START Dataset excerpts

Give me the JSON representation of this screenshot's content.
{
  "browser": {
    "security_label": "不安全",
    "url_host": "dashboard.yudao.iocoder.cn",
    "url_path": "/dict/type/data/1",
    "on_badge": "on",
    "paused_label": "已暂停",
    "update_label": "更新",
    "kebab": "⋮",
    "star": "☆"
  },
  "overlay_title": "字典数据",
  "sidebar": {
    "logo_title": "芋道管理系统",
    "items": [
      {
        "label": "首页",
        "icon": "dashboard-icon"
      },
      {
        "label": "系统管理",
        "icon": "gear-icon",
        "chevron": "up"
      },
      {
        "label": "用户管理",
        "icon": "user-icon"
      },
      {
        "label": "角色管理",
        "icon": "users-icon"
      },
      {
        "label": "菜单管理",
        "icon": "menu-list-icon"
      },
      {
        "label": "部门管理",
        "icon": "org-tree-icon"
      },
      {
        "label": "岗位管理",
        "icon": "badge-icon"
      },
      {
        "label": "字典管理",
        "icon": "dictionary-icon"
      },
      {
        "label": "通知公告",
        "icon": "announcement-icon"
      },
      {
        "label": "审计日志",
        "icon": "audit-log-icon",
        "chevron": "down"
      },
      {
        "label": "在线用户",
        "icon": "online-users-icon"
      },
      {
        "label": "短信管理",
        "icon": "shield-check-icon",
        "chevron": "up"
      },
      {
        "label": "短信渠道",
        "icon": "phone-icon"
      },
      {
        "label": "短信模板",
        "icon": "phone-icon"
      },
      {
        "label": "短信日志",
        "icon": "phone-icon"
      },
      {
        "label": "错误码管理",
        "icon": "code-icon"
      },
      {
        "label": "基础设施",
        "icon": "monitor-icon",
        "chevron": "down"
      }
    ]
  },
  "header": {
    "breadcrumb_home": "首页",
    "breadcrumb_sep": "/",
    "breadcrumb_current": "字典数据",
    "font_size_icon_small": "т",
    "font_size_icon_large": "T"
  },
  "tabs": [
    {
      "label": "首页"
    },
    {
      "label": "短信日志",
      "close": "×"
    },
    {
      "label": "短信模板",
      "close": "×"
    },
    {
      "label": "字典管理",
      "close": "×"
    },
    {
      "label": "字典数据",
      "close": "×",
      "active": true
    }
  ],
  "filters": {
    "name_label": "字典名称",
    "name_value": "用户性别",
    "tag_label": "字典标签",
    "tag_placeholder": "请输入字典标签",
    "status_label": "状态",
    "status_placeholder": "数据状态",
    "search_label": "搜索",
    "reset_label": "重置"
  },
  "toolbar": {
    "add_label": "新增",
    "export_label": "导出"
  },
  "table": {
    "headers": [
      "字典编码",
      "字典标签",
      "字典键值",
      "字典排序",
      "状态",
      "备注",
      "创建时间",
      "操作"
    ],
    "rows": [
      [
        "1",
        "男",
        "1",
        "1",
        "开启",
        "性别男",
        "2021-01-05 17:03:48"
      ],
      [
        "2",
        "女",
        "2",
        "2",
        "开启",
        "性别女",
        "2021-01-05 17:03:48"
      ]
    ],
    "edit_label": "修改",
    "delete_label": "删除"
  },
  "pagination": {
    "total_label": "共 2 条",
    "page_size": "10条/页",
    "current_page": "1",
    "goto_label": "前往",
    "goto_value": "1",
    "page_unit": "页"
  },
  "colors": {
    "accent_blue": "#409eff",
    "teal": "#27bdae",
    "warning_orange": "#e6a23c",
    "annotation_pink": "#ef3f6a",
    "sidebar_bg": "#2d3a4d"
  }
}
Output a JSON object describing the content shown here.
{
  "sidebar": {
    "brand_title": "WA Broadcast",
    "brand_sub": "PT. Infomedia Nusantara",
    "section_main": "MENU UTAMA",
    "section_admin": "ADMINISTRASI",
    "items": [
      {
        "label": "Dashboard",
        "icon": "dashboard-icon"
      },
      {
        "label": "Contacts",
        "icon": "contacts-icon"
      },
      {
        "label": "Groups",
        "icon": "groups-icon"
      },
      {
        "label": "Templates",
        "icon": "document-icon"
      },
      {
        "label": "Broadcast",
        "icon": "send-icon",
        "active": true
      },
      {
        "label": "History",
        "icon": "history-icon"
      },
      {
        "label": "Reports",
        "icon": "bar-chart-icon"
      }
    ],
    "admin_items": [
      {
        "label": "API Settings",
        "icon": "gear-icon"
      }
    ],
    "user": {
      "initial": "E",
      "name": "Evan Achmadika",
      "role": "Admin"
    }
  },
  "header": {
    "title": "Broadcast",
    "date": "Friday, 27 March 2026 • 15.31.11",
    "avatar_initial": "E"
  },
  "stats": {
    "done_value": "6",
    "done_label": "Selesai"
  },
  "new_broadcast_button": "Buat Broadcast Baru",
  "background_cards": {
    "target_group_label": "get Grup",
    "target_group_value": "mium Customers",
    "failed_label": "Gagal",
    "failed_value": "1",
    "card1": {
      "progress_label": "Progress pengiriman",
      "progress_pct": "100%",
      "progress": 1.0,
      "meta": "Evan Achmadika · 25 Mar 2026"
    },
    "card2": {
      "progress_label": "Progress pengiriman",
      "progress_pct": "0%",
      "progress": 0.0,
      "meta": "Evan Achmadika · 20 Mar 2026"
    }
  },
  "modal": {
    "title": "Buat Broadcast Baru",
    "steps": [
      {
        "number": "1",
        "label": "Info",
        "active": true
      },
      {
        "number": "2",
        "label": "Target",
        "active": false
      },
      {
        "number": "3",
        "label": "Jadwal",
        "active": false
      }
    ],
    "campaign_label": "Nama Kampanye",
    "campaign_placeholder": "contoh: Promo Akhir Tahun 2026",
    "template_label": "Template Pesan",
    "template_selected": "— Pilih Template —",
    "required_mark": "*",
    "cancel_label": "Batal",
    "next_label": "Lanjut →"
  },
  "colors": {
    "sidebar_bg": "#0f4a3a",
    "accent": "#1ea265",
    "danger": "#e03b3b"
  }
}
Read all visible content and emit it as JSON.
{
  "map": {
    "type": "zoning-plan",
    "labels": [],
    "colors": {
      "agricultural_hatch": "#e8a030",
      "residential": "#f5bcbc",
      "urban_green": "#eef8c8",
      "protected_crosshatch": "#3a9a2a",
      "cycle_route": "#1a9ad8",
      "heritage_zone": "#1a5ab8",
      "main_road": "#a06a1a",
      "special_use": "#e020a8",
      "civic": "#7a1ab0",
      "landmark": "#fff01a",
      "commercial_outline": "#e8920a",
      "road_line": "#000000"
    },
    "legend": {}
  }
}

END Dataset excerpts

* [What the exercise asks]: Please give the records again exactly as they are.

* [Solved exercise]:
Give me the JSON representation of this screenshot's content.
{
  "browser": {
    "security_label": "不安全",
    "url_host": "dashboard.yudao.iocoder.cn",
    "url_path": "/dict/type/data/1",
    "on_badge": "on",
    "paused_label": "已暂停",
    "update_label": "更新",
    "kebab": "⋮",
    "star": "☆"
  },
  "overlay_title": "字典数据",
  "sidebar": {
    "logo_title": "芋道管理系统",
    "items": [
      {
        "label": "首页",
        "icon": "dashboard-icon"
      },
      {
        "label": "系统管理",
        "icon": "gear-icon",
        "chevron": "up"
      },
      {
        "label": "用户管理",
        "icon": "user-icon"
      },
      {
        "label": "角色管理",
        "icon": "users-icon"
      },
      {
        "label": "菜单管理",
        "icon": "menu-list-icon"
      },
      {
        "label": "部门管理",
        "icon": "org-tree-icon"
      },
      {
        "label": "岗位管理",
        "icon": "badge-icon"
      },
      {
        "label": "字典管理",
        "icon": "dictionary-icon"
      },
      {
        "label": "通知公告",
        "icon": "announcement-icon"
      },
      {
        "label": "审计日志",
        "icon": "audit-log-icon",
        "chevron": "down"
      },
      {
        "label": "在线用户",
        "icon": "online-users-icon"
      },
      {
        "label": "短信管理",
        "icon": "shield-check-icon",
        "chevron": "up"
      },
      {
        "label": "短信渠道",
        "icon": "phone-icon"
      },
      {
        "label": "短信模板",
        "icon": "phone-icon"
      },
      {
        "label": "短信日志",
        "icon": "phone-icon"
      },
      {
        "label": "错误码管理",
        "icon": "code-icon"
      },
      {
        "label": "基础设施",
        "icon": "monitor-icon",
        "chevron": "down"
      }
    ]
  },
  "header": {
    "breadcrumb_home": "首页",
    "breadcrumb_sep": "/",
    "breadcrumb_current": "字典数据",
    "font_size_icon_small": "т",
    "font_size_icon_large": "T"
  },
  "tabs": [
    {
      "label": "首页"
    },
    {
      "label": "短信日志",
      "close": "×"
    },
    {
      "label": "短信模板",
      "close": "×"
    },
    {
      "label": "字典管理",
      "close": "×"
    },
    {
      "label": "字典数据",
      "close": "×",
      "active": true
    }
  ],
  "filters": {
    "name_label": "字典名称",
    "name_value": "用户性别",
    "tag_label": "字典标签",
    "tag_placeholder": "请输入字典标签",
    "status_label": "状态",
    "status_placeholder": "数据状态",
    "search_label": "搜索",
    "reset_label": "重置"
  },
  "toolbar": {
    "add_label": "新增",
    "export_label": "导出"
  },
  "table": {
    "headers": [
      "字典编码",
      "字典标签",
      "字典键值",
      "字典排序",
      "状态",
      "备注",
      "创建时间",
      "操作"
    ],
    "rows": [
      [
        "1",
        "男",
        "1",
        "1",
        "开启",
        "性别男",
        "2021-01-05 17:03:48"
      ],
      [
        "2",
        "女",
        "2",
        "2",
        "开启",
        "性别女",
        "2021-01-05 17:03:48"
      ]
    ],
    "edit_label": "修改",
    "delete_label": "删除"
  },
  "pagination": {
    "total_label": "共 2 条",
    "page_size": "10条/页",
    "current_page": "1",
    "goto_label": "前往",
    "goto_value": "1",
    "page_unit": "页"
  },
  "colors": {
    "accent_blue": "#409eff",
    "teal": "#27bdae",
    "warning_orange": "#e6a23c",
    "annotation_pink": "#ef3f6a",
    "sidebar_bg": "#2d3a4d"
  }
}
Output a JSON object describing the content shown here.
{
  "sidebar": {
    "brand_title": "WA Broadcast",
    "brand_sub": "PT. Infomedia Nusantara",
    "section_main": "MENU UTAMA",
    "section_admin": "ADMINISTRASI",
    "items": [
      {
        "label": "Dashboard",
        "icon": "dashboard-icon"
      },
      {
        "label": "Contacts",
        "icon": "contacts-icon"
      },
      {
        "label": "Groups",
        "icon": "groups-icon"
      },
      {
        "label": "Templates",
        "icon": "document-icon"
      },
      {
        "label": "Broadcast",
        "icon": "send-icon",
        "active": true
      },
      {
        "label": "History",
        "icon": "history-icon"
      },
      {
        "label": "Reports",
        "icon": "bar-chart-icon"
      }
    ],
    "admin_items": [
      {
        "label": "API Settings",
        "icon": "gear-icon"
      }
    ],
    "user": {
      "initial": "E",
      "name": "Evan Achmadika",
      "role": "Admin"
    }
  },
  "header": {
    "title": "Broadcast",
    "date": "Friday, 27 March 2026 • 15.31.11",
    "avatar_initial": "E"
  },
  "stats": {
    "done_value": "6",
    "done_label": "Selesai"
  },
  "new_broadcast_button": "Buat Broadcast Baru",
  "background_cards": {
    "target_group_label": "get Grup",
    "target_group_value": "mium Customers",
    "failed_label": "Gagal",
    "failed_value": "1",
    "card1": {
      "progress_label": "Progress pengiriman",
      "progress_pct": "100%",
      "progress": 1.0,
      "meta": "Evan Achmadika · 25 Mar 2026"
    },
    "card2": {
      "progress_label": "Progress pengiriman",
      "progress_pct": "0%",
      "progress": 0.0,
      "meta": "Evan Achmadika · 20 Mar 2026"
    }
  },
  "modal": {
    "title": "Buat Broadcast Baru",
    "steps": [
      {
        "number": "1",
        "label": "Info",
        "active": true
      },
      {
        "number": "2",
        "label": "Target",
        "active": false
      },
      {
        "number": "3",
        "label": "Jadwal",
        "active": false
      }
    ],
    "campaign_label": "Nama Kampanye",
    "campaign_placeholder": "contoh: Promo Akhir Tahun 2026",
    "template_label": "Template Pesan",
    "template_selected": "— Pilih Template —",
    "required_mark": "*",
    "cancel_label": "Batal",
    "next_label": "Lanjut →"
  },
  "colors": {
    "sidebar_bg": "#0f4a3a",
    "accent": "#1ea265",
    "danger": "#e03b3b"
  }
}
Read all visible content and emit it as JSON.
{
  "map": {
    "type": "zoning-plan",
    "labels": [],
    "colors": {
      "agricultural_hatch": "#e8a030",
      "residential": "#f5bcbc",
      "urban_green": "#eef8c8",
      "protected_crosshatch": "#3a9a2a",
      "cycle_route": "#1a9ad8",
      "heritage_zone": "#1a5ab8",
      "main_road": "#a06a1a",
      "special_use": "#e020a8",
      "civic": "#7a1ab0",
      "landmark": "#fff01a",
      "commercial_outline": "#e8920a",
      "road_line": "#000000"
    },
    "legend": {}
  }
}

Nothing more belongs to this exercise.